Your goal:
For the word "ClientForNFS", find each line in the entries where it occurs and copy that line.

Segment Start: Exercise materials

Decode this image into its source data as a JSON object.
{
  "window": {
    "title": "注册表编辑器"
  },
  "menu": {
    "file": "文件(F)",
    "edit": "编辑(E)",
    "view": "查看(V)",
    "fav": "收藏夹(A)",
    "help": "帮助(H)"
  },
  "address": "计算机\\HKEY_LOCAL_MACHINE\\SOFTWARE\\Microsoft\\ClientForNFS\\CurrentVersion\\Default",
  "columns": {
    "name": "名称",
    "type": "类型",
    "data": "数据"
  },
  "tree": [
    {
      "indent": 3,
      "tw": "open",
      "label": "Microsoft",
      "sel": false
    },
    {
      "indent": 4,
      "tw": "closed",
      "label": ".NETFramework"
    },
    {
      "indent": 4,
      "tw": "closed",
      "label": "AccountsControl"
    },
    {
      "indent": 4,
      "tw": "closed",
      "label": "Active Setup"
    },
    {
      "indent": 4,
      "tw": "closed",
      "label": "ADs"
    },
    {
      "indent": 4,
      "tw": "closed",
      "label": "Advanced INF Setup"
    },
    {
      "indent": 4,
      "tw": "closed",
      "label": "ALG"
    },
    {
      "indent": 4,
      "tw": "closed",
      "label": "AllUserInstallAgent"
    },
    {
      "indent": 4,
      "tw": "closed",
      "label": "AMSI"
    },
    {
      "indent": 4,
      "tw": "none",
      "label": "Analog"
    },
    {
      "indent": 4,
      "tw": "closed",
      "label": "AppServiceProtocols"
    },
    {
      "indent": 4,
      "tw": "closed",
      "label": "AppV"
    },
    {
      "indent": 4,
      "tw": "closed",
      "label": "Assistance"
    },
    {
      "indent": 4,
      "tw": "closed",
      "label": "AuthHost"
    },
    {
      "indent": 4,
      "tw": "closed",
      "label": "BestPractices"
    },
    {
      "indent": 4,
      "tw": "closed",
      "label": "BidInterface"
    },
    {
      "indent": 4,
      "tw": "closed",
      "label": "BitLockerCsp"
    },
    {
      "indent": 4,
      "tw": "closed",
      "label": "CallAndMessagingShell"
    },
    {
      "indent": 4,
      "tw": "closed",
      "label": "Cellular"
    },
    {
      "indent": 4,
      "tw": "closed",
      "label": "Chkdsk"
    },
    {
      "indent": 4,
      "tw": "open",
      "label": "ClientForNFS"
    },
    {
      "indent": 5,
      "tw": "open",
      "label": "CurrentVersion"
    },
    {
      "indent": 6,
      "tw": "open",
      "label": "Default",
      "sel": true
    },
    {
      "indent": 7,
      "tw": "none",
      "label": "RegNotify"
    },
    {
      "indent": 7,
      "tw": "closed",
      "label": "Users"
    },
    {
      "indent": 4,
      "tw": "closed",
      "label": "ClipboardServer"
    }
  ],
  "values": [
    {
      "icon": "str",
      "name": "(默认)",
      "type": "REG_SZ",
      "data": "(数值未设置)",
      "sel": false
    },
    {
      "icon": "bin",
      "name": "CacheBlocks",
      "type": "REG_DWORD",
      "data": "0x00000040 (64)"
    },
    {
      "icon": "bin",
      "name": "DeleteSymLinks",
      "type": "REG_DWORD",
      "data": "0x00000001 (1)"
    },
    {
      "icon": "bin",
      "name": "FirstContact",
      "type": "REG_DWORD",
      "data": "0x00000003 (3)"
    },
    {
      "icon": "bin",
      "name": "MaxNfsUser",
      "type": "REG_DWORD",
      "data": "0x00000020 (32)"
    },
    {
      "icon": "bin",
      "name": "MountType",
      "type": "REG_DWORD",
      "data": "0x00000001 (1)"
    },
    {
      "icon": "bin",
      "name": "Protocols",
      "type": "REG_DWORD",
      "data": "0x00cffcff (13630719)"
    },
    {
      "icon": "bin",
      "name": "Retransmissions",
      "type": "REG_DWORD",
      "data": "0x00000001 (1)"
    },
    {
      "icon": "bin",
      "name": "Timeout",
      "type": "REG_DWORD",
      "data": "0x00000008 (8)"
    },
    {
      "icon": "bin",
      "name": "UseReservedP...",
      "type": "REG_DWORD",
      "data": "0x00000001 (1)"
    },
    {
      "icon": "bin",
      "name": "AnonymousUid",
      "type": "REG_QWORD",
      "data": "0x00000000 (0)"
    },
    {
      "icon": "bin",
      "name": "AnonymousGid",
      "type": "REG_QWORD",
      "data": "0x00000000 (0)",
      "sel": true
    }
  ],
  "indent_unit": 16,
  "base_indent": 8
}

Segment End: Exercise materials

Solution to this problem:
  "address": "计算机\\HKEY_LOCAL_MACHINE\\SOFTWARE\\Microsoft\\ClientForNFS\\CurrentVersion\\Default",
      "label": "ClientForNFS"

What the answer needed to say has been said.